“Samuel Beckett” (acrylic on canvas)

“Sean Og O’Hailpin” (acrylic on canvas)

“Sunshine on a Rainy Day” (acrylic on canvas)

“Swans on the Lake”, Wicklow” (acrylic on canvas)

“The Honeymoon” (acrylic on canvas)

“The Town Bride” (acrylic on canvas)

“U2” (yellow) (acrylic on canvas)

“Portrait of Charlie Brady” (acrylic on canvas)

“Untitled 1” (acrylic on canvas)

“Untitled 5” (acrylic on canvas)

“Untitled 7” (acrylic on canvas)

“Wicklow Series” (acrylic on canvas)

“Pie Bald Horses” (graphite on paper)

“Serenade” (acrylic on canvas)

“Artist’s family celebrating Love” (acrylic on canvas)

“The Muse” (acrylic on canvas)

“Untitled 7” (acrylic on canvas)

“Once” (acrylic on canvas 100x100cm)

“Obama” (acrylic on canvas 100x100cm)

“Samuel Beckett” (acrylic on canvas)

“Bono and Ali” (acrylic on canvas 53x74cm). ****Stolen from the gallery in 2019. As of yet this has not been recovered.****

“Portrait of a Man” (acrylic on canvas 76x100cm)

“Patrick Collins” (mixed media on paper 25x35cm)

"Untitled IV."
“Untitled 2” (acrylic on canvas)

“Lovers along the Ha’Penny Bridge” (acrylic on canvas)

“Literary Ireland” (acrylic on canvas 56x107cm)

“Jeremy Irons and Sinead Cusack” (acrylic on canvas102x76cm)

“Wondering” (acrylic on canvas 50x50cm)

“Absent Love” (acrylic on canvas 70x90cm)

“Abstract” (acrylic on canvas 35x30cm)

“Beyonce” (acrylic on canvas 76x61cm)

“Blue Moon” (acrylic on canvas 90x60cm)

“The Happy Couple” (acrylic on canvas)

“Franci Bacon” (acrylic on canvas)

“James Joyce and Nora Barnacle at Sandymount” (acrylic on canvas 53x74cm)

“Larry Mullen” (acrylic on canvas 50x40cm)

“LeBroquey and Bacon” (acrylic on canvas 60x160cm)

“Louis LeBroquey” (acrylic on canvas 90x64cm)

“Man’s best friend” (acrylic on board 50x50cm)

“Meditation” (acrylic on canvas 30x30cm)

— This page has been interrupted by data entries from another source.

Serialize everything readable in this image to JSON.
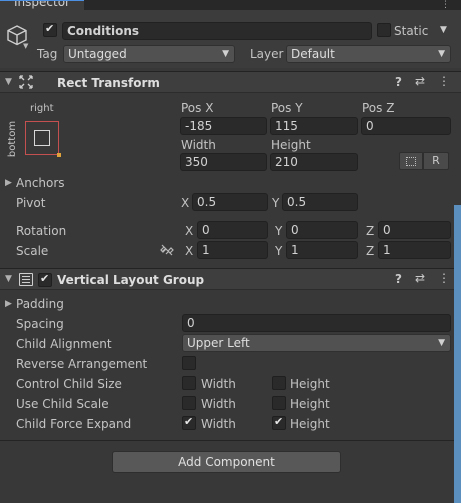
{
  "tab": {
    "title": "Inspector"
  },
  "gameobject": {
    "name": "Conditions",
    "active": true,
    "static_label": "Static",
    "tag_label": "Tag",
    "tag_value": "Untagged",
    "layer_label": "Layer",
    "layer_value": "Default"
  },
  "rect_transform": {
    "title": "Rect Transform",
    "anchor_h": "right",
    "anchor_v": "bottom",
    "pos_x_label": "Pos X",
    "pos_y_label": "Pos Y",
    "pos_z_label": "Pos Z",
    "pos_x": "-185",
    "pos_y": "115",
    "pos_z": "0",
    "width_label": "Width",
    "height_label": "Height",
    "width": "350",
    "height": "210",
    "r_button": "R",
    "anchors_label": "Anchors",
    "pivot_label": "Pivot",
    "pivot_x_label": "X",
    "pivot_x": "0.5",
    "pivot_y_label": "Y",
    "pivot_y": "0.5",
    "rotation_label": "Rotation",
    "rot_x": "0",
    "rot_y": "0",
    "rot_z": "0",
    "scale_label": "Scale",
    "scale_x": "1",
    "scale_y": "1",
    "scale_z": "1",
    "x": "X",
    "y": "Y",
    "z": "Z"
  },
  "vlg": {
    "title": "Vertical Layout Group",
    "enabled": true,
    "padding_label": "Padding",
    "spacing_label": "Spacing",
    "spacing": "0",
    "child_alignment_label": "Child Alignment",
    "child_alignment": "Upper Left",
    "reverse_label": "Reverse Arrangement",
    "reverse": false,
    "control_size_label": "Control Child Size",
    "use_scale_label": "Use Child Scale",
    "force_expand_label": "Child Force Expand",
    "width_label": "Width",
    "height_label": "Height",
    "control_width": false,
    "control_height": false,
    "scale_width": false,
    "scale_height": false,
    "expand_width": true,
    "expand_height": true
  },
  "add_component": {
    "label": "Add Component"
  },
  "icons": {
    "cube": "cube-icon",
    "rect": "rect-transform-icon",
    "layout": "layout-group-icon",
    "help": "help-icon",
    "preset": "preset-icon",
    "menu": "kebab-menu-icon",
    "link": "link-icon",
    "blueprint": "blueprint-icon"
  },
  "colors": {
    "panel": "#383838",
    "field": "#2a2a2a",
    "accent": "#4b90e2",
    "anchor_box": "#c45050"
  }
}
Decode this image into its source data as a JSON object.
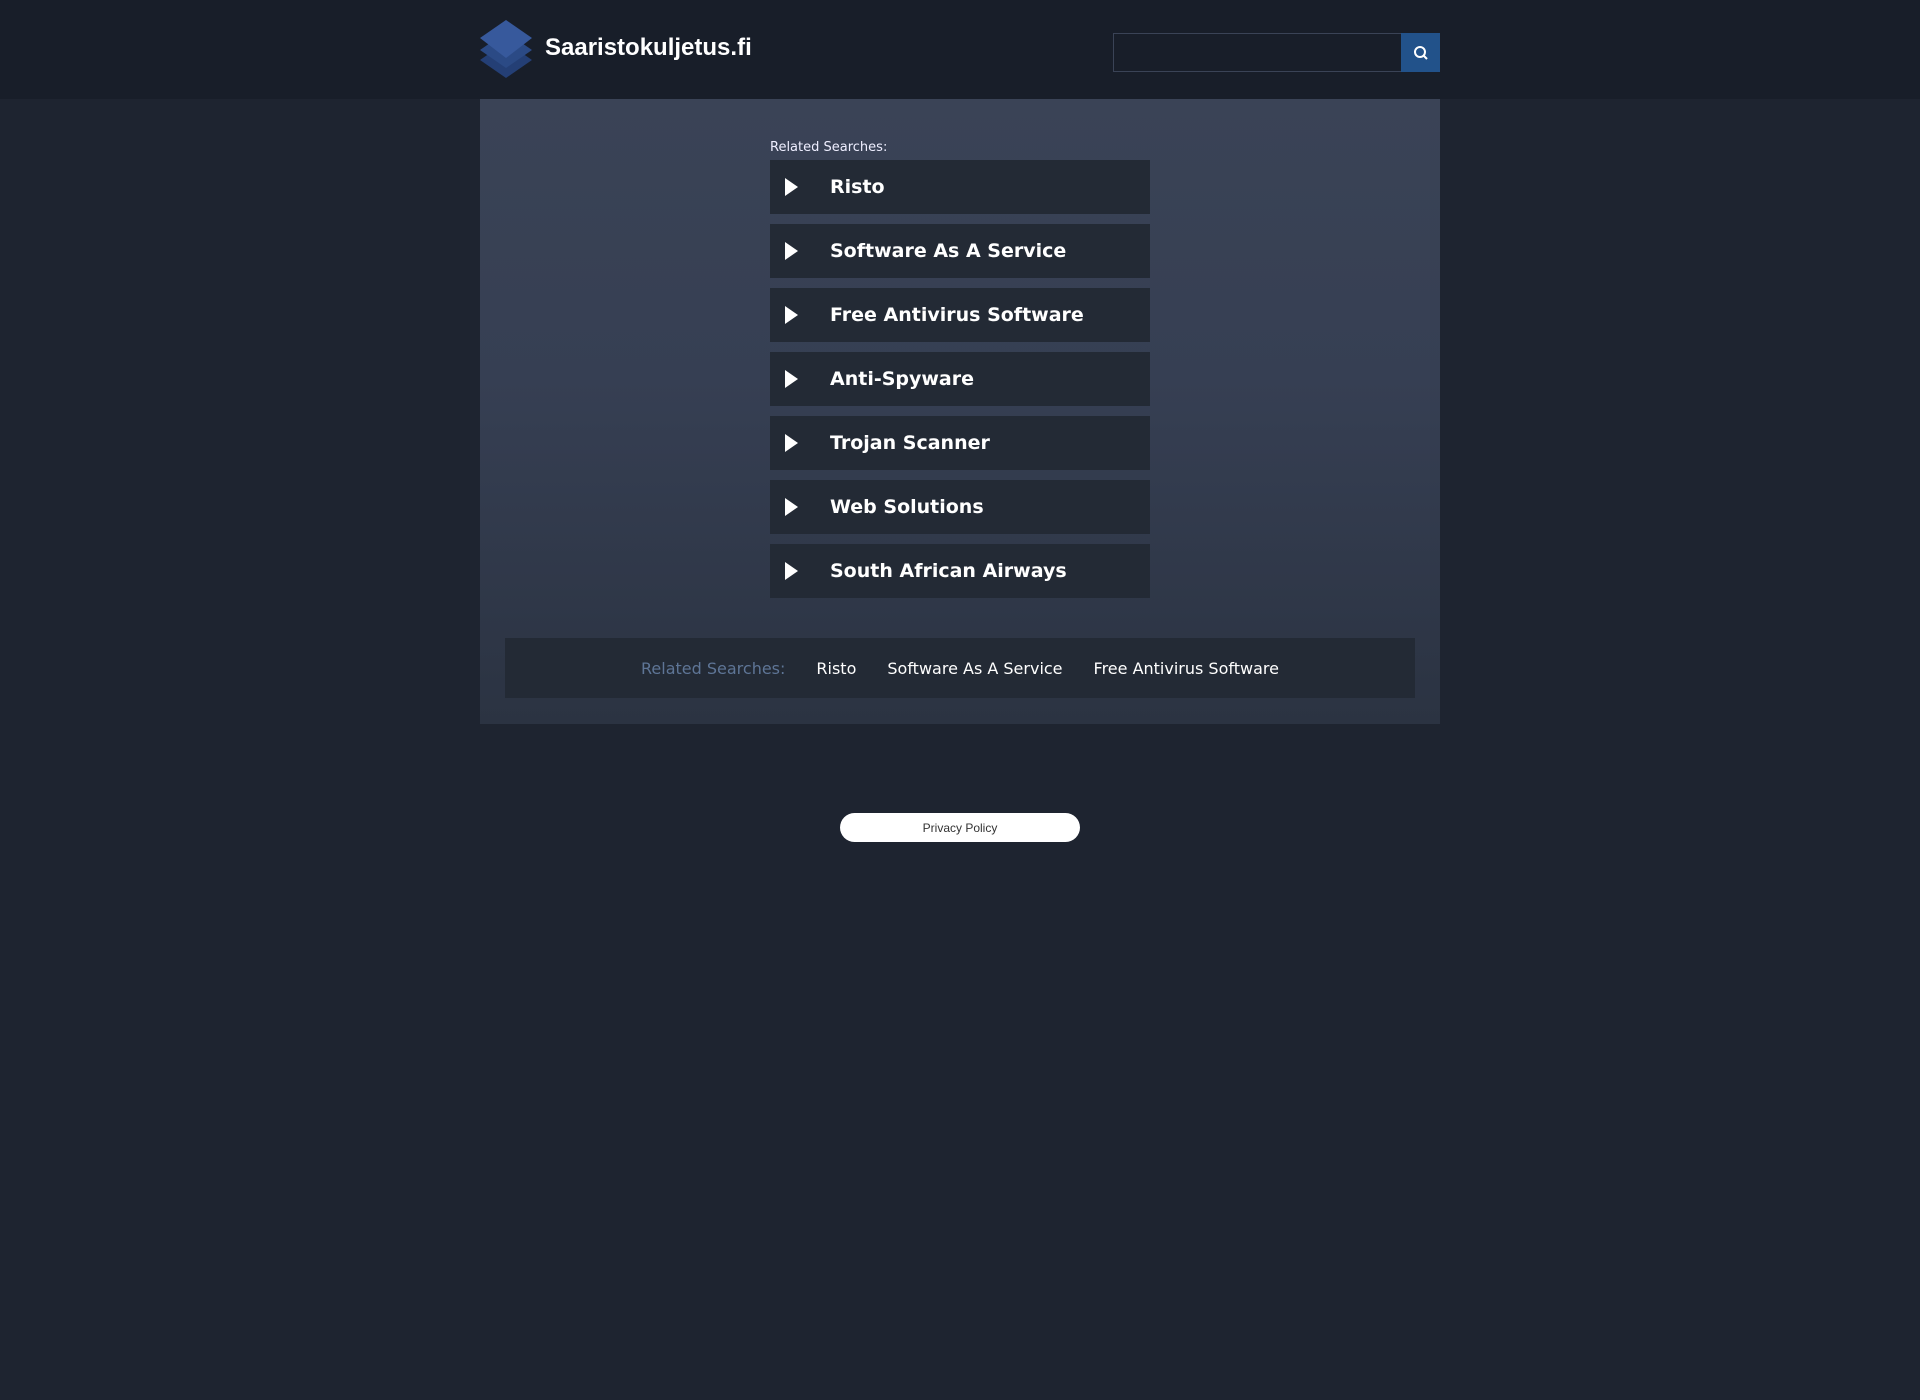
{
  "header": {
    "title": "Saaristokuljetus.fi",
    "search_value": ""
  },
  "main": {
    "related_label": "Related Searches:",
    "items": [
      {
        "label": "Risto"
      },
      {
        "label": "Software As A Service"
      },
      {
        "label": "Free Antivirus Software"
      },
      {
        "label": "Anti-Spyware"
      },
      {
        "label": "Trojan Scanner"
      },
      {
        "label": "Web Solutions"
      },
      {
        "label": "South African Airways"
      }
    ]
  },
  "bottom": {
    "label": "Related Searches:",
    "links": [
      "Risto",
      "Software As A Service",
      "Free Antivirus Software"
    ]
  },
  "footer": {
    "privacy": "Privacy Policy"
  },
  "colors": {
    "accent": "#22528a",
    "background": "#1e2430"
  }
}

“Pearse Street Train Station, Dublin” (acrylic on canvas 80x60cm)

“Rock” (acrylic on canvas 46x44cm)

“Giovanni Trapattoni” (acrylic on canvas)

“Two Fish” (acrylic on canvas 46x61cm)


Byrne was born in Dublin in 1962. He studied at Dun Laoghaire College of Art and Design, where he trained in the Bauhaus tradition. His strong interest in current affairs together with his punk mentality have blended to create an artist in tune with the world around him – who depicts the controversies in Irish politics with a commanding, humorous outlook. Byrne is strongly influenced by Walpole’s remark; “The world is a tragedy to those who feel, but a comedy to those who think.” Byrne catches the great and the good of the day, their foibles and their achievements and their failures – always portrayed with humor and sarcasm.

In recent years, Tom Byrne has been represented at Art Expo New York, Art Sydney Australia and the Beijing Art Salon China.


Many of Tom Byrne’s works demonstrate a kinesthetic quality, engaging the viewer on just a visual level, but also on a tactile plane. He invites you, the viewer, to forget the established norm of “look but don’t touch” and instead to reach out and experience his pictures with senses other than your eyes.

Tom Byrne is emerging in the Irish Art Scene as one of the hottest new painters around. Classically trained but with a ‘punk’ mentality to his muse, Byrne portraits a world that is as fantastic as it is rooted in the life of modern Ireland. His explorations of the aftermath of the Celtic Tiger with its new found fascination with sex and money are riveting.

Tom has an innate skill which enables him to engage the viewer with his figurative paintings. He achieves this by allowing the figures to exude character. They create curiosity in the viewer as they often glance sideways or stare straight out of the painting. This contact causes a relationship between the viewer and the painting and it results in luring the viewer towards unveiling the emotional depth that is contained within his work. This proves very interesting as his figures relay a wide scope of emotions. Some screams out of the paintings as they are trapped inside and are trying to break free through the canvas. Others confined by alternative means – such as their shy nature or their overwhelming sense of awkwardness which isolates them from their surroundings. These contrast with the figures that float within their space and effortlessly radiate confidence and a sense of present.

Artist Tom Byrne (left) with Frank O’Dea